By 1928, Virginia Woolf had established herself as a leading novelist experimenting with both form and content.  Rejecting Victorian plots that were linear explorations of characters’ lives, Woolf had published Mrs. Dalloway in 1925 and To the Lighthouse in... read more

Men We Reaped

Two years after publishing her gripping novel, Salvage the Bones, Jesmyn Ward gave us a memoir entitled Men We Reaped.   This arresting and disturbing title comes from the writings of Harriet Tubman who said:  “We saw the lightning and that was the guns; and... read more

My Heart Leaps Up

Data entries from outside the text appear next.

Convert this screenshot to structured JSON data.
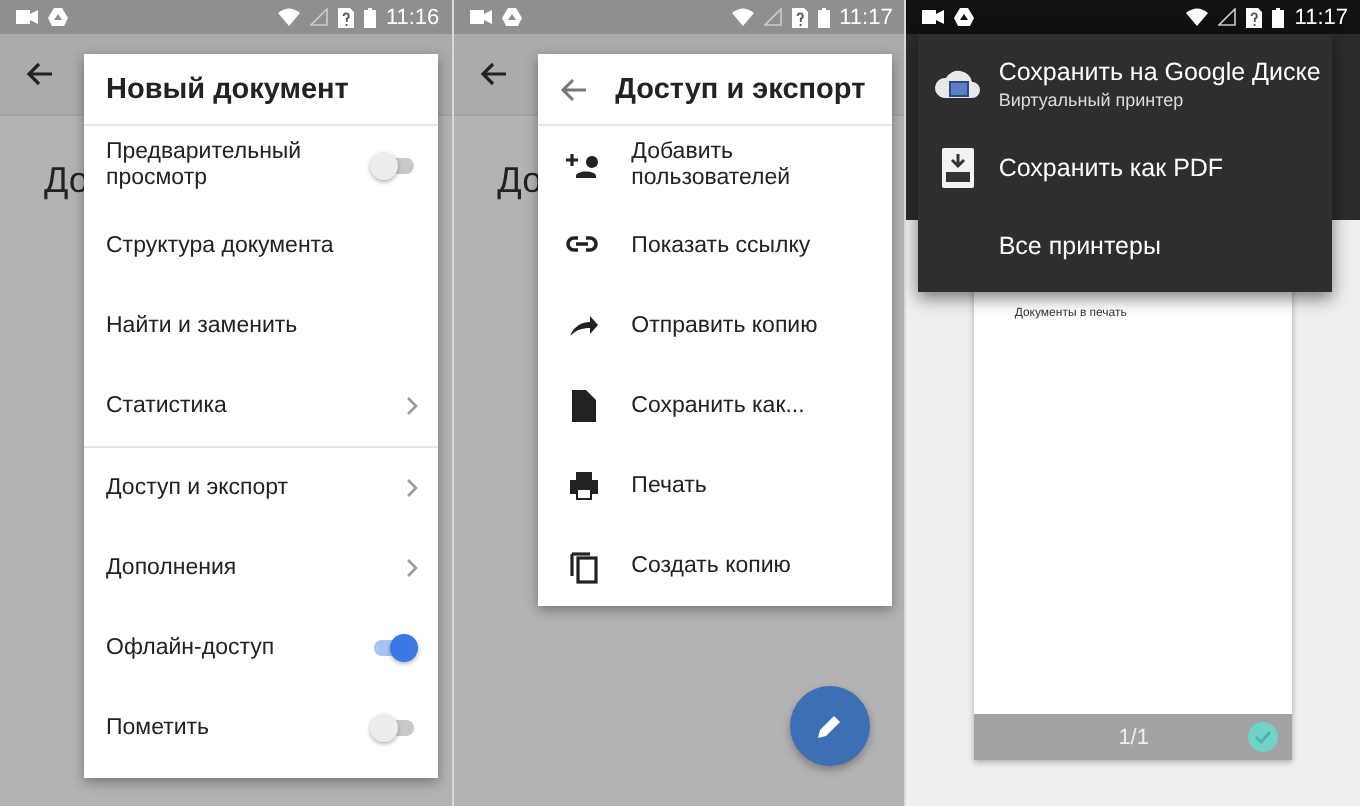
{
  "screens": [
    {
      "kind": "menu",
      "status_bar": {
        "time": "11:16"
      },
      "background_title": "До",
      "fab": false,
      "menu": {
        "title": "Новый документ",
        "back": false,
        "sections": [
          {
            "items": [
              {
                "label": "Предварительный просмотр",
                "kind": "toggle",
                "on": false
              },
              {
                "label": "Структура документа",
                "kind": "plain"
              },
              {
                "label": "Найти и заменить",
                "kind": "plain"
              },
              {
                "label": "Статистика",
                "kind": "submenu"
              }
            ]
          },
          {
            "items": [
              {
                "label": "Доступ и экспорт",
                "kind": "submenu"
              },
              {
                "label": "Дополнения",
                "kind": "submenu"
              },
              {
                "label": "Офлайн-доступ",
                "kind": "toggle",
                "on": true
              },
              {
                "label": "Пометить",
                "kind": "toggle",
                "on": false
              }
            ]
          }
        ]
      }
    },
    {
      "kind": "menu",
      "status_bar": {
        "time": "11:17"
      },
      "background_title": "До",
      "fab": true,
      "menu": {
        "title": "Доступ и экспорт",
        "back": true,
        "sections": [
          {
            "items": [
              {
                "label": "Добавить пользователей",
                "kind": "icon"
              },
              {
                "label": "Показать ссылку",
                "kind": "icon"
              },
              {
                "label": "Отправить копию",
                "kind": "icon"
              },
              {
                "label": "Сохранить как...",
                "kind": "icon"
              },
              {
                "label": "Печать",
                "kind": "icon"
              },
              {
                "label": "Создать копию",
                "kind": "icon"
              }
            ]
          }
        ]
      }
    },
    {
      "kind": "print",
      "status_bar": {
        "time": "11:17"
      },
      "printers": [
        {
          "title": "Сохранить на Google Диске",
          "subtitle": "Виртуальный принтер"
        },
        {
          "title": "Сохранить как PDF"
        },
        {
          "title": "Все принтеры"
        }
      ],
      "preview": {
        "text": "Документы в печать",
        "page": "1/1",
        "selected": true
      }
    }
  ]
}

That is the first line of a short poem by William Wordsworth, the English romantic poet.  What follows is “when I behold/A rainbow in the sky.”  Two magical happenings in my life recently have called Wordsworth to mind.  A close friend and I have gone... read more